While some types of D&O claims experienced a decline in 2014 according to the Advisen report, others skyrocketed – like the settlements paid out in 2014 due to cases under the Foreign Corrupt Practices Act (FCPA), which primarily target bribery and books and records. One case settled for $772 million.
Why might FCPA cases be on the rise in 2015?
I shared with Advisen my view on this question. First, the U.S. Supreme Court expanded whistleblower protections in 2014. This decision along with the Dodd-Frank whistleblower incentive program at the Office of the Whistleblower creates a welcoming environment for reporting wrongdoings at a company.
A second source of encouragement is the Supreme Court’s decision in 2014 in the United States v. Joel Esquenazi and Carlos Rodriguez, a case that further defines “instrumentality,” who counts as a public official, and how that factors into bribery.
This case supports the SEC’s and the U.S. Department of Justice’s (DOJ) broad view of instrumentality, and provides incentive to go after corruption. In fact, in November 2014, the head of the DOJ’s Criminal Division said FCPA prosecutions will increasingly target individuals, not just corporations. (Stay tuned for a more in-depth post on FCPA matters coming soon to the blog.)
So, as we gear up for another year, it’s time to ensure risk management is securely in place, and that means crossing those “t”s and dotting those “i”s in preparation for the scrutiny that may come from government bodies, shareholders and their legal teams in 2015.
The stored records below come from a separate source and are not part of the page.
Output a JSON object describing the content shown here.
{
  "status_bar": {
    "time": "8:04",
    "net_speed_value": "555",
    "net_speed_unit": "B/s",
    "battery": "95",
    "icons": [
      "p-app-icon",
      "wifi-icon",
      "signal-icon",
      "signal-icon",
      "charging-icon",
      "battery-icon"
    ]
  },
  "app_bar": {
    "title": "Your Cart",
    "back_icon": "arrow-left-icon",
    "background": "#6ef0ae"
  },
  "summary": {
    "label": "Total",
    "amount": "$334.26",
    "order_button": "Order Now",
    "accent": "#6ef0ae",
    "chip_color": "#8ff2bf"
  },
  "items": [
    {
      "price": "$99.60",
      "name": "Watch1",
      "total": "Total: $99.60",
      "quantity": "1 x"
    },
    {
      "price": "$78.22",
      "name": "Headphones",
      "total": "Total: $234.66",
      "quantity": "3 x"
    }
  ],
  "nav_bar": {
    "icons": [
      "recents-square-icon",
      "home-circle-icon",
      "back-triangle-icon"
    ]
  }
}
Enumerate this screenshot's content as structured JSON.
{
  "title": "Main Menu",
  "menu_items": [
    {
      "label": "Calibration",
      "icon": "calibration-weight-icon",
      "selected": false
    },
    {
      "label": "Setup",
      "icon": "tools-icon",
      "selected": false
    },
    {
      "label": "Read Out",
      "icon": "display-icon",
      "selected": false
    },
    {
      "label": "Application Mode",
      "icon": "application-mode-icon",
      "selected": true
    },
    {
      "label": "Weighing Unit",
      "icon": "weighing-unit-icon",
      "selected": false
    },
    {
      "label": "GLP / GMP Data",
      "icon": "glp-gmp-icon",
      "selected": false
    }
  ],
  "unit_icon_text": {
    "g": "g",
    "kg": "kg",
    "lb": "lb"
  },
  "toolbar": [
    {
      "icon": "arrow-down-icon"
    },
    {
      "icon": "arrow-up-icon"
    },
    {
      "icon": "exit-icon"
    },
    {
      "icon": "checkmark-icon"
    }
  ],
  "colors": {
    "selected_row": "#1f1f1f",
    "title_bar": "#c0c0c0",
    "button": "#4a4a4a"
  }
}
And as always, a well-brokered D&O policy can provide critical financial protection when individual directors and officers are faced with investigations or litigation.
The views expressed in this blog are solely those of the author. This blog should not be taken as insurance or legal advice for your particular situation. Questions? Comments? Concerns? Email: firstname.lastname@example.org.